[Stored data]

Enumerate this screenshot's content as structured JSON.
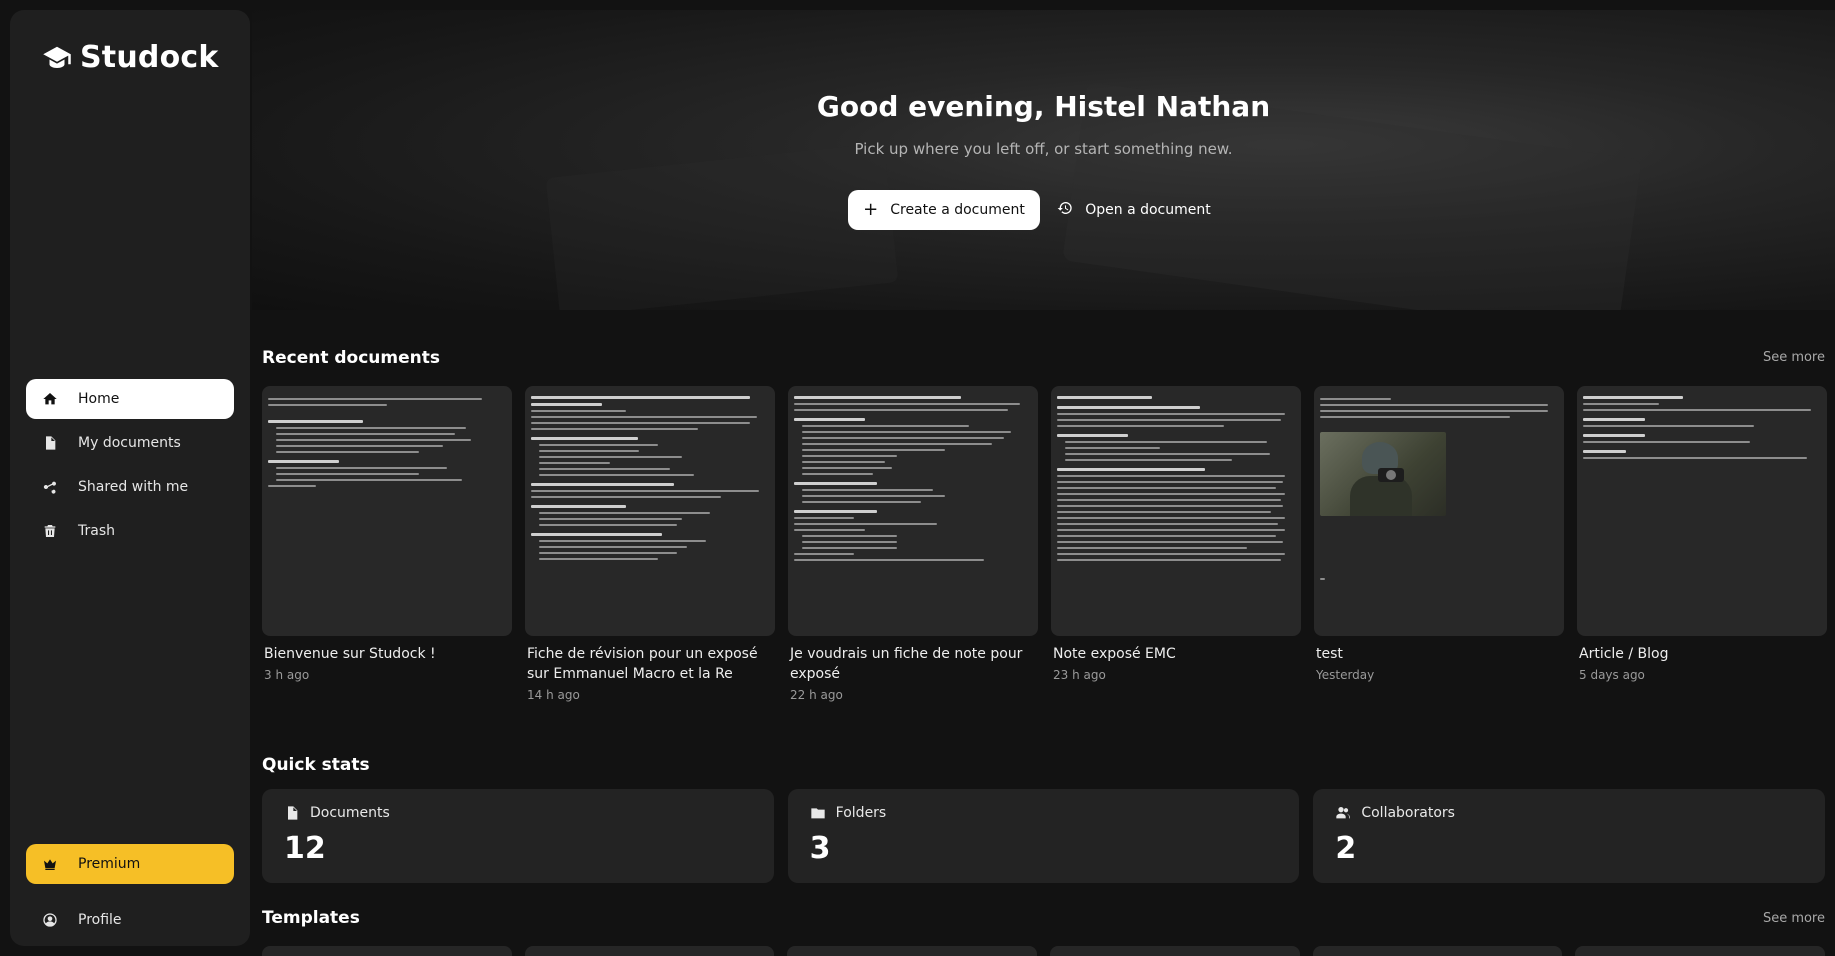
{
  "app": {
    "name": "Studock"
  },
  "sidebar": {
    "items": [
      {
        "label": "Home",
        "icon": "home-icon",
        "active": true
      },
      {
        "label": "My documents",
        "icon": "document-icon",
        "active": false
      },
      {
        "label": "Shared with me",
        "icon": "share-icon",
        "active": false
      },
      {
        "label": "Trash",
        "icon": "trash-icon",
        "active": false
      }
    ],
    "premium_label": "Premium",
    "profile_label": "Profile"
  },
  "hero": {
    "greeting": "Good evening, Histel Nathan",
    "subtitle": "Pick up where you left off, or start something new.",
    "create_label": "Create a document",
    "open_label": "Open a document"
  },
  "recent": {
    "title": "Recent documents",
    "see_more": "See more",
    "documents": [
      {
        "title": "Bienvenue sur Studock !",
        "time": "3 h ago"
      },
      {
        "title": "Fiche de révision pour un exposé sur Emmanuel Macro et la Re",
        "time": "14 h ago"
      },
      {
        "title": "Je voudrais un fiche de note pour exposé",
        "time": "22 h ago"
      },
      {
        "title": "Note exposé EMC",
        "time": "23 h ago"
      },
      {
        "title": "test",
        "time": "Yesterday"
      },
      {
        "title": "Article / Blog",
        "time": "5 days ago"
      }
    ]
  },
  "stats": {
    "title": "Quick stats",
    "items": [
      {
        "label": "Documents",
        "value": "12",
        "icon": "file-icon"
      },
      {
        "label": "Folders",
        "value": "3",
        "icon": "folder-icon"
      },
      {
        "label": "Collaborators",
        "value": "2",
        "icon": "users-icon"
      }
    ]
  },
  "templates": {
    "title": "Templates",
    "see_more": "See more"
  },
  "colors": {
    "accent": "#f6bf26",
    "background": "#121212",
    "panel": "#1f1f1f"
  }
}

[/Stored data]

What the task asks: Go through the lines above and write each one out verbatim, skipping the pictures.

Output for this exercise:
Enumerate this screenshot's content as structured JSON.
{
  "app": {
    "name": "Studock"
  },
  "sidebar": {
    "items": [
      {
        "label": "Home",
        "icon": "home-icon",
        "active": true
      },
      {
        "label": "My documents",
        "icon": "document-icon",
        "active": false
      },
      {
        "label": "Shared with me",
        "icon": "share-icon",
        "active": false
      },
      {
        "label": "Trash",
        "icon": "trash-icon",
        "active": false
      }
    ],
    "premium_label": "Premium",
    "profile_label": "Profile"
  },
  "hero": {
    "greeting": "Good evening, Histel Nathan",
    "subtitle": "Pick up where you left off, or start something new.",
    "create_label": "Create a document",
    "open_label": "Open a document"
  },
  "recent": {
    "title": "Recent documents",
    "see_more": "See more",
    "documents": [
      {
        "title": "Bienvenue sur Studock !",
        "time": "3 h ago"
      },
      {
        "title": "Fiche de révision pour un exposé sur Emmanuel Macro et la Re",
        "time": "14 h ago"
      },
      {
        "title": "Je voudrais un fiche de note pour exposé",
        "time": "22 h ago"
      },
      {
        "title": "Note exposé EMC",
        "time": "23 h ago"
      },
      {
        "title": "test",
        "time": "Yesterday"
      },
      {
        "title": "Article / Blog",
        "time": "5 days ago"
      }
    ]
  },
  "stats": {
    "title": "Quick stats",
    "items": [
      {
        "label": "Documents",
        "value": "12",
        "icon": "file-icon"
      },
      {
        "label": "Folders",
        "value": "3",
        "icon": "folder-icon"
      },
      {
        "label": "Collaborators",
        "value": "2",
        "icon": "users-icon"
      }
    ]
  },
  "templates": {
    "title": "Templates",
    "see_more": "See more"
  },
  "colors": {
    "accent": "#f6bf26",
    "background": "#121212",
    "panel": "#1f1f1f"
  }
}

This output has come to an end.